Another one of my jobs at the radio station was getting all the pop music magazines like ‘Smash Hits’, ‘In Dublin’ and ‘Hot Press’ each week, which I got from the Number 8 shop on Baggot Street. The station was always trying to look ahead and anticipate the next big songs and artists that our listeners would like.
By now on the evening Weekender shows that I did we played even more disco mixes which were proving very popular. The quality of these were excellent too. I kept the music tempo going very fast until the last half hour of my show and then I slowed it right down, just like you would at a disco or house party. During those summer evening shows there was also a pre-recorded segment called the ‘Power Patrol’ where Lisa Moore would report on any concerts and events taking place around the city that weekend.

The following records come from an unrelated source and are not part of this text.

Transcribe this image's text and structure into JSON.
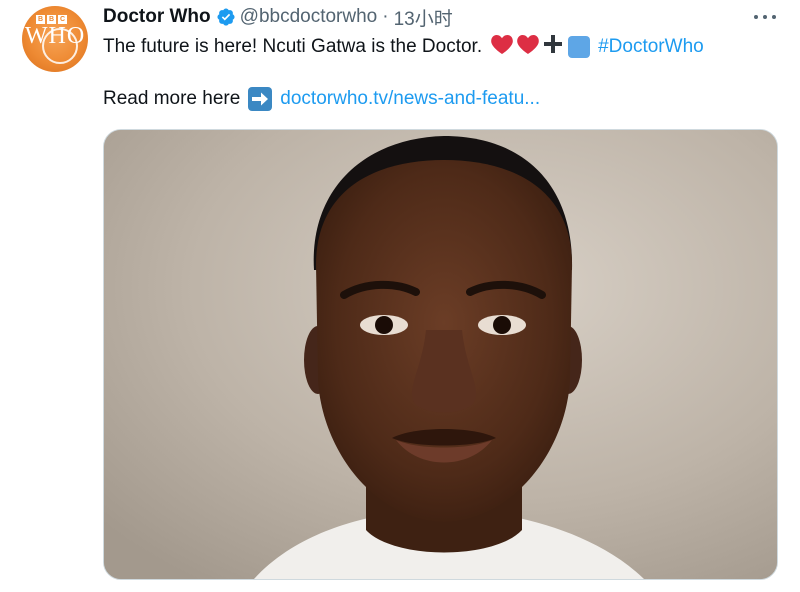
{
  "tweet": {
    "display_name": "Doctor Who",
    "handle": "@bbcdoctorwho",
    "separator": "·",
    "timestamp": "13小时",
    "text": "The future is here! Ncuti Gatwa is the Doctor.",
    "hashtag": "#DoctorWho",
    "read_more_text": "Read more here",
    "link_text": "doctorwho.tv/news-and-featu..."
  },
  "avatar": {
    "logo_letters": [
      "B",
      "B",
      "C"
    ],
    "logo_text": "WHO"
  },
  "colors": {
    "accent": "#1d9bf0",
    "avatar_orange": "#ee8a33",
    "secondary_text": "#536471"
  },
  "icons": {
    "verified": "verified-badge-icon",
    "more": "more-options-icon",
    "emoji_sequence": [
      "red-heart-emoji",
      "red-heart-emoji",
      "heavy-plus-emoji",
      "blue-square-emoji"
    ],
    "arrow": "right-arrow-emoji"
  }
}
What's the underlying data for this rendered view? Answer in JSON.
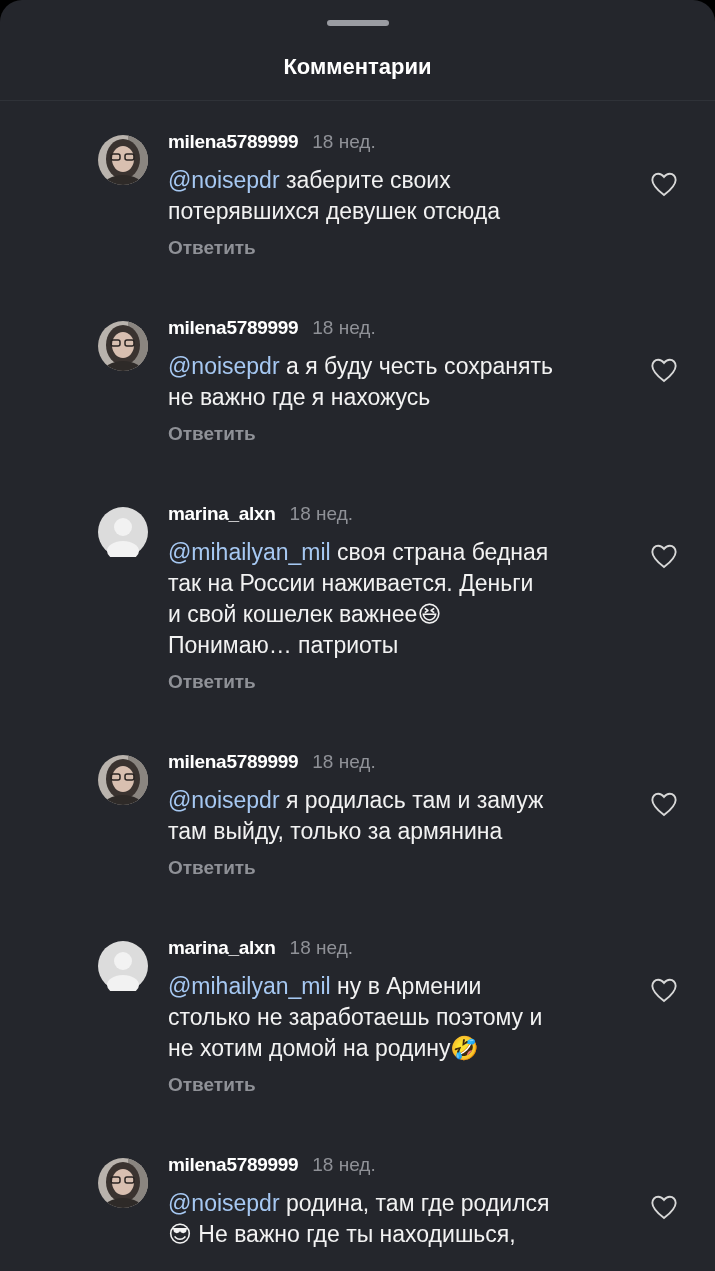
{
  "title": "Комментарии",
  "comments": [
    {
      "author": "milena5789999",
      "time": "18 нед.",
      "mention": "@noisepdr",
      "text": "заберите своих\nпотерявшихся девушек отсюда",
      "reply": "Ответить",
      "liked": false
    },
    {
      "author": "milena5789999",
      "time": "18 нед.",
      "mention": "@noisepdr",
      "text": "а я буду честь сохранять\nне важно где я нахожусь",
      "reply": "Ответить",
      "liked": false
    },
    {
      "author": "marina_alxn",
      "time": "18 нед.",
      "avatar": {
        "kind": "default"
      },
      "mention": "@mihailyan_mil",
      "text": "своя страна бедная\nтак на России наживается. Деньги\nи свой кошелек важнее😆\nПонимаю… патриоты",
      "reply": "Ответить",
      "liked": false
    },
    {
      "author": "milena5789999",
      "time": "18 нед.",
      "mention": "@noisepdr",
      "text": "я родилась там и замуж\nтам выйду, только за армянина",
      "reply": "Ответить",
      "liked": false
    },
    {
      "author": "marina_alxn",
      "time": "18 нед.",
      "avatar": {
        "kind": "default"
      },
      "mention": "@mihailyan_mil",
      "text": "ну в Армении\nстолько не заработаешь поэтому и\nне хотим домой на родину🤣",
      "reply": "Ответить",
      "liked": false
    },
    {
      "author": "milena5789999",
      "time": "18 нед.",
      "mention": "@noisepdr",
      "text": "родина, там где родился\n😎 Не важно где ты находишься,",
      "liked": false
    }
  ]
}
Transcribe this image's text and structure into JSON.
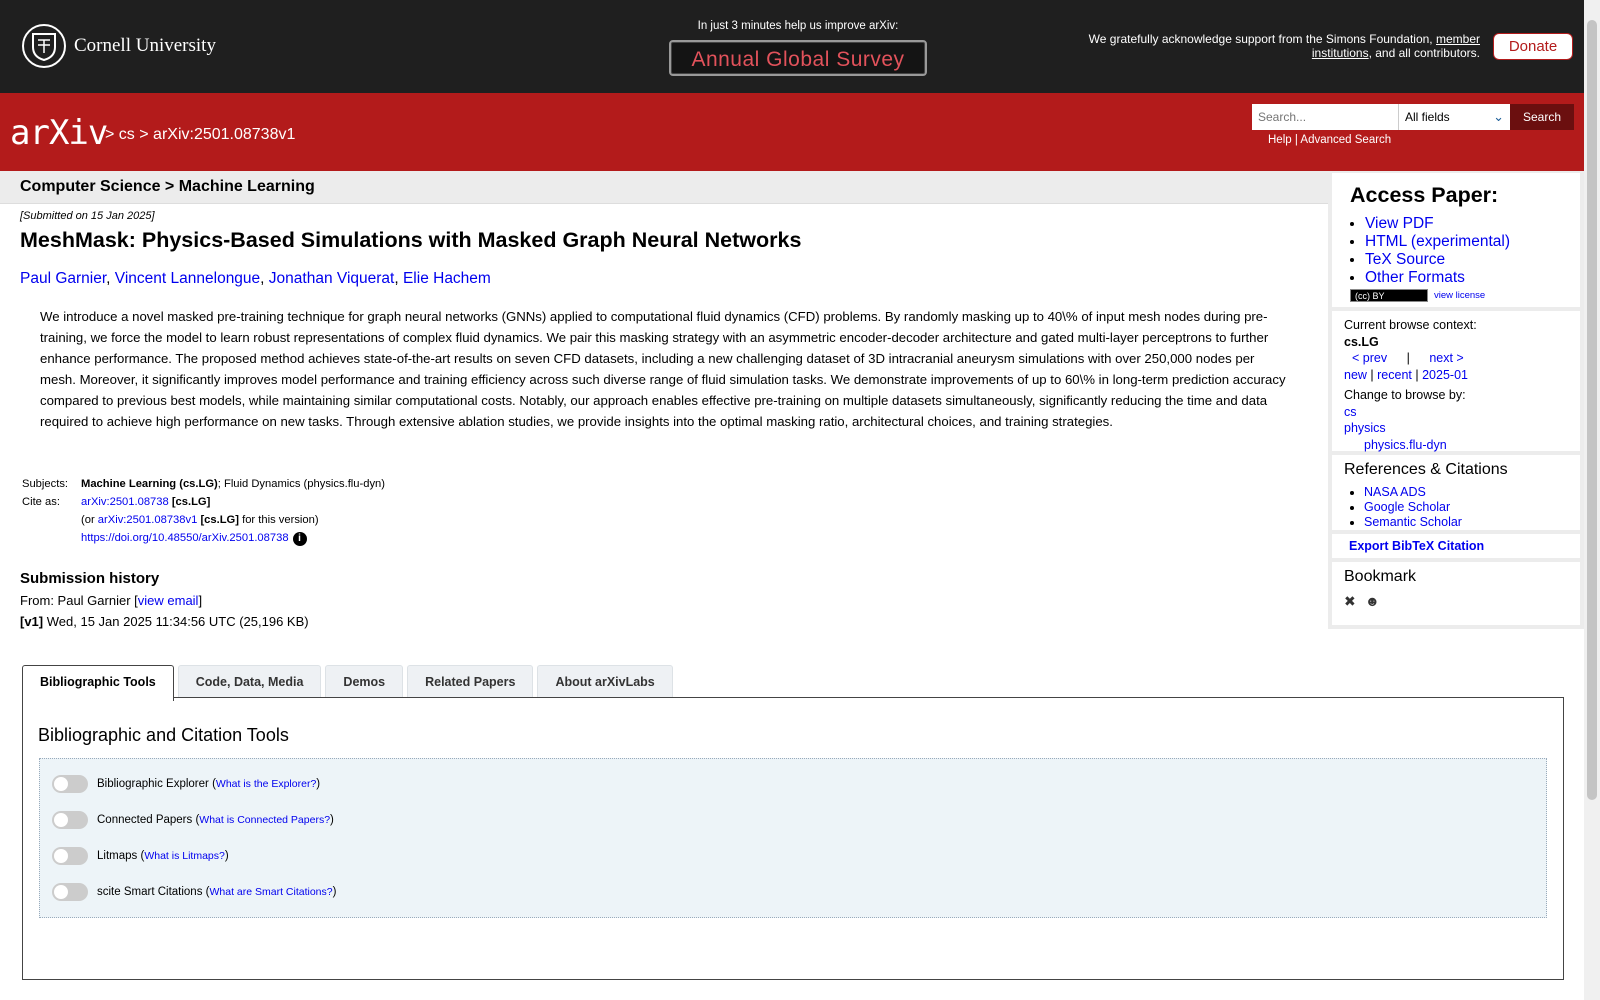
{
  "top_banner": {
    "institution": "Cornell University",
    "survey_prompt": "In just 3 minutes help us improve arXiv:",
    "survey_button": "Annual Global Survey",
    "support_prefix": "We gratefully acknowledge support from the Simons Foundation,",
    "support_link": "member institutions",
    "support_suffix": ", and all contributors.",
    "donate_label": "Donate"
  },
  "header": {
    "logo_text": "arXiv",
    "breadcrumb_sep1": ">",
    "breadcrumb_cs": "cs",
    "breadcrumb_sep2": ">",
    "breadcrumb_id": "arXiv:2501.08738v1",
    "search_placeholder": "Search...",
    "search_field": "All fields",
    "search_button": "Search",
    "help_link": "Help",
    "help_sep": "|",
    "advanced_link": "Advanced Search"
  },
  "subheader": {
    "title": "Computer Science > Machine Learning"
  },
  "article": {
    "dateline": "[Submitted on 15 Jan 2025]",
    "title": "MeshMask: Physics-Based Simulations with Masked Graph Neural Networks",
    "authors": [
      "Paul Garnier",
      "Vincent Lannelongue",
      "Jonathan Viquerat",
      "Elie Hachem"
    ],
    "abstract": "We introduce a novel masked pre-training technique for graph neural networks (GNNs) applied to computational fluid dynamics (CFD) problems. By randomly masking up to 40\\% of input mesh nodes during pre-training, we force the model to learn robust representations of complex fluid dynamics. We pair this masking strategy with an asymmetric encoder-decoder architecture and gated multi-layer perceptrons to further enhance performance. The proposed method achieves state-of-the-art results on seven CFD datasets, including a new challenging dataset of 3D intracranial aneurysm simulations with over 250,000 nodes per mesh. Moreover, it significantly improves model performance and training efficiency across such diverse range of fluid simulation tasks. We demonstrate improvements of up to 60\\% in long-term prediction accuracy compared to previous best models, while maintaining similar computational costs. Notably, our approach enables effective pre-training on multiple datasets simultaneously, significantly reducing the time and data required to achieve high performance on new tasks. Through extensive ablation studies, we provide insights into the optimal masking ratio, architectural choices, and training strategies.",
    "subjects_label": "Subjects:",
    "subjects_primary": "Machine Learning (cs.LG)",
    "subjects_rest": "; Fluid Dynamics (physics.flu-dyn)",
    "cite_label": "Cite as:",
    "cite_id": "arXiv:2501.08738",
    "cite_tag": "[cs.LG]",
    "cite_alt_open": "(or",
    "cite_alt_id": "arXiv:2501.08738v1",
    "cite_alt_tag": "[cs.LG]",
    "cite_alt_close": "for this version)",
    "doi": "https://doi.org/10.48550/arXiv.2501.08738",
    "history_title": "Submission history",
    "history_from": "From: Paul Garnier [",
    "history_email": "view email",
    "history_close": "]",
    "history_version": "[v1]",
    "history_detail": "Wed, 15 Jan 2025 11:34:56 UTC (25,196 KB)"
  },
  "sidebar": {
    "access_title": "Access Paper:",
    "access_links": [
      "View PDF",
      "HTML (experimental)",
      "TeX Source",
      "Other Formats"
    ],
    "license_link": "view license",
    "context_label": "Current browse context:",
    "context_value": "cs.LG",
    "prev": "< prev",
    "pipe": "|",
    "next": "next >",
    "new": "new",
    "recent": "recent",
    "month": "2025-01",
    "change_label": "Change to browse by:",
    "browse_cs": "cs",
    "browse_physics": "physics",
    "browse_flu": "physics.flu-dyn",
    "refs_title": "References & Citations",
    "refs": [
      "NASA ADS",
      "Google Scholar",
      "Semantic Scholar"
    ],
    "bibtex": "Export BibTeX Citation",
    "bookmark_title": "Bookmark"
  },
  "tabs": [
    "Bibliographic Tools",
    "Code, Data, Media",
    "Demos",
    "Related Papers",
    "About arXivLabs"
  ],
  "panel": {
    "title": "Bibliographic and Citation Tools",
    "tools": [
      {
        "label": "Bibliographic Explorer",
        "link": "What is the Explorer?"
      },
      {
        "label": "Connected Papers",
        "link": "What is Connected Papers?"
      },
      {
        "label": "Litmaps",
        "link": "What is Litmaps?"
      },
      {
        "label": "scite Smart Citations",
        "link": "What are Smart Citations?"
      }
    ]
  },
  "colors": {
    "arxiv_red": "#b31b1b",
    "link_blue": "#0000ee",
    "topbar": "#1f1f1f"
  }
}
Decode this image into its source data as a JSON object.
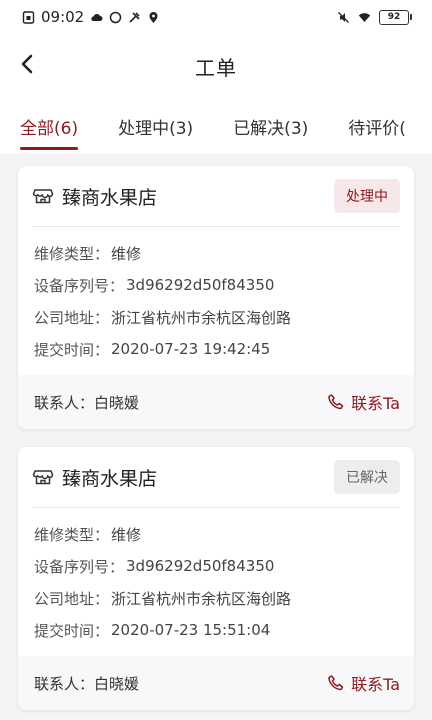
{
  "status_bar": {
    "time": "09:02",
    "battery": "92"
  },
  "header": {
    "title": "工单"
  },
  "tabs": [
    {
      "label": "全部(6)",
      "active": true
    },
    {
      "label": "处理中(3)",
      "active": false
    },
    {
      "label": "已解决(3)",
      "active": false
    },
    {
      "label": "待评价(",
      "active": false
    }
  ],
  "orders": [
    {
      "shop": "臻商水果店",
      "status": "处理中",
      "type_label": "维修类型：",
      "type_value": "维修",
      "serial_label": "设备序列号：",
      "serial_value": "3d96292d50f84350",
      "address_label": "公司地址：",
      "address_value": "浙江省杭州市余杭区海创路",
      "time_label": "提交时间：",
      "time_value": "2020-07-23 19:42:45",
      "contact_label": "联系人：",
      "contact_name": "白晓媛",
      "contact_button": "联系Ta"
    },
    {
      "shop": "臻商水果店",
      "status": "已解决",
      "type_label": "维修类型：",
      "type_value": "维修",
      "serial_label": "设备序列号：",
      "serial_value": "3d96292d50f84350",
      "address_label": "公司地址：",
      "address_value": "浙江省杭州市余杭区海创路",
      "time_label": "提交时间：",
      "time_value": "2020-07-23 15:51:04",
      "contact_label": "联系人：",
      "contact_name": "白晓媛",
      "contact_button": "联系Ta"
    }
  ],
  "colors": {
    "accent": "#8c1a1e",
    "processing_bg": "#f6e8e9",
    "solved_bg": "#ededed"
  },
  "icons": {
    "back": "chevron-left-icon",
    "shop": "shop-icon",
    "phone": "phone-icon"
  }
}
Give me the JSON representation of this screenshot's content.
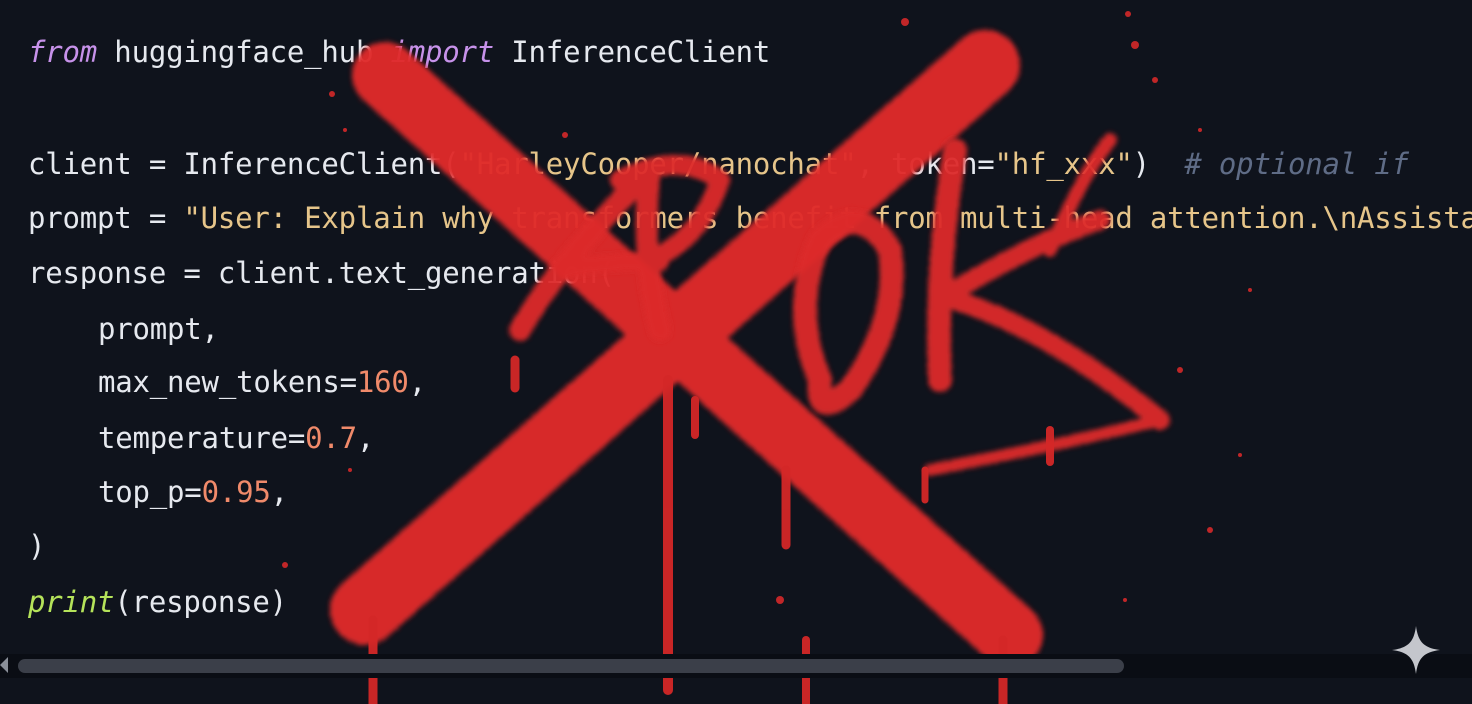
{
  "code": {
    "line1": {
      "kw_from": "from",
      "module": " huggingface_hub ",
      "kw_import": "import",
      "name": " InferenceClient"
    },
    "line3": {
      "pre": "client = InferenceClient(",
      "model": "\"HarleyCooper/nanochat\"",
      "mid": ", token=",
      "token": "\"hf_xxx\"",
      "close": ")  ",
      "comment": "# optional if"
    },
    "line4": {
      "pre": "prompt = ",
      "str": "\"User: Explain why transformers benefit from multi-head attention.\\nAssistant:\""
    },
    "line5": {
      "text": "response = client.text_generation("
    },
    "line6": {
      "text": "prompt,"
    },
    "line7": {
      "name": "max_new_tokens=",
      "value": "160",
      "comma": ","
    },
    "line8": {
      "name": "temperature=",
      "value": "0.7",
      "comma": ","
    },
    "line9": {
      "name": "top_p=",
      "value": "0.95",
      "comma": ","
    },
    "line10": {
      "text": ")"
    },
    "line11": {
      "fn": "print",
      "args": "(response)"
    }
  },
  "graffiti": {
    "tag": "ArOK"
  },
  "colors": {
    "background": "#0f131c",
    "keyword": "#c792ea",
    "string": "#e6c58a",
    "number": "#f08a6a",
    "comment": "#5f6c86",
    "print": "#b5e35a",
    "spray": "#e02a2a"
  },
  "icons": {
    "sparkle": "sparkle-icon"
  }
}
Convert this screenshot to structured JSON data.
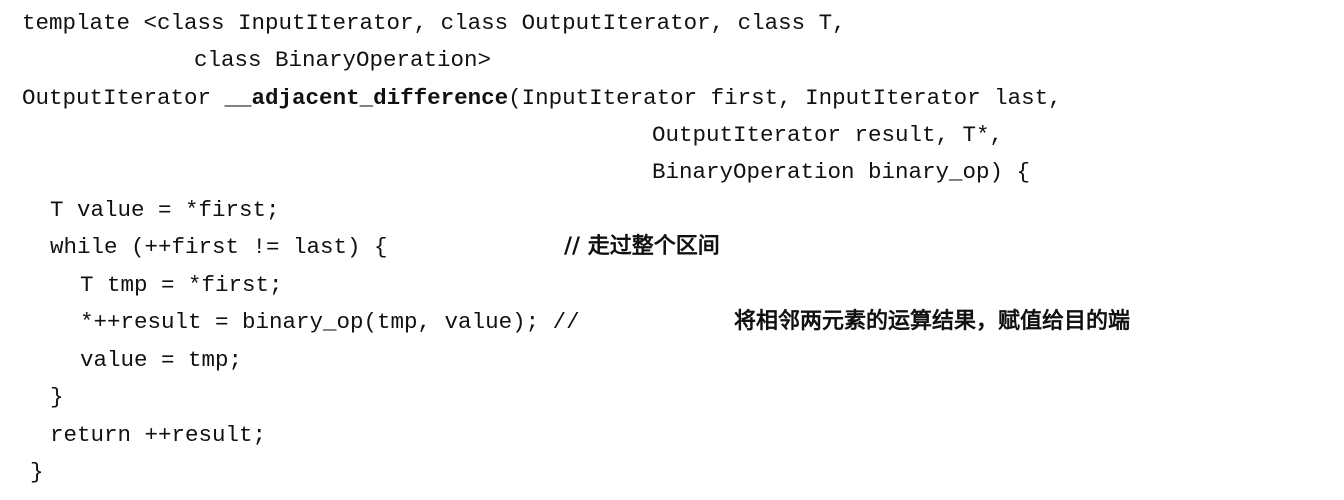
{
  "code_listing": {
    "line1": "template <class InputIterator, class OutputIterator, class T,",
    "line2": "class BinaryOperation>",
    "line3_prefix": "OutputIterator ",
    "line3_func": "__adjacent_difference",
    "line3_suffix": "(InputIterator first, InputIterator last,",
    "line4": "OutputIterator result, T*,",
    "line5": "BinaryOperation binary_op) {",
    "line6": "T value = *first;",
    "line7_code": "while (++first != last) {",
    "line7_comment": "// 走过整个区间",
    "line8": "T tmp = *first;",
    "line9_code": "*++result = binary_op(tmp, value); //",
    "line9_comment": "将相邻两元素的运算结果，赋值给目的端",
    "line10": "value = tmp;",
    "line11": "}",
    "line12": "return ++result;",
    "line13": "}"
  }
}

There were some great songs around at that time including Erasure’s ‘The Circus’ and ‘No Memories’ by Scarlett Fantastic and ‘Walk the Dinosaur’ by Was Not Was. Meanwhile, new DJs like Liam Coburn, Niall McGowan and Cassidy Jones joined as others left. At one stage part of the ground floor was converted into a small shop selling some of the keep fit and exercise products that were being advertised on air. It was called the Tamwest shop and sold stuff like the Trimtrack and Gutbuster exercisers which we all tried out, and the place looked a bit like a gym at one stage!
That Autumn I also helped Sybil put together an internal Newsletter for the station to keep everyone updated on what was happening.
Towards the end of 1987 the station got cd players for the first time. And I also got sight of computers for the first time in a regular workplace. They were just basic word processors, and everything still had to be saved on to those floppy disks but you could see it was just the beginning of a big revolution.
There was another outside broadcast from the Stillorgan Shopping Centre at the end of October and once again I was back at the station running the adverts in between the outside broadcast sections.
Towards the end of the year Energy 103 went through a lot of changes. It was a very exciting time to be involved in the station as in November, Chris Cary – the manager of the original Radio Nova – came back to Dublin. Things started happening on November 9th when a new Radio Nova began broadcasts from a small room at the back of the Energy Presentation Studio on the 4th floor. At this stage it was just a cartridge machine, two CD players and an automated mixer. After three days it was all moved into the building next door. The previously derelict building that had now been fully renovated and refurbished. I remember helping Chris move all kinds of equipment and CD players and UHF links between the two buildings. He was a very interesting person to talk to and I enjoyed hearing his stories about Radio Nova and Kiss FM from earlier in the eighties. And I was able to tell him how much I had enjoyed listening to the original Radio Nova all those years ago. Test transmissions continued for the new station and it caused a lot of excitement around Dublin and among my radio friends.
This new Radio Nova opened properly on 18th November with Niall McGowan doing the breakfast show. Then on 24th November there was a big staff meeting when it was announced that the two stations would be ‘merged’ to become Nova Power 103. Then the next day Sybil announced the merger of the two stations live on the lunchtime news!
There were various legal and financial reasons for all this, and It was a bit of a confusing time for the staff, but the listeners didn’t seem to notice as the figures were still very good. The new Radio Nova had been on 100FM with all its music coming from CDs rather than records. There was also a new evening local news segment called Dublin Today, and on the first evening Chris Cary was interviewed about the station and his plans.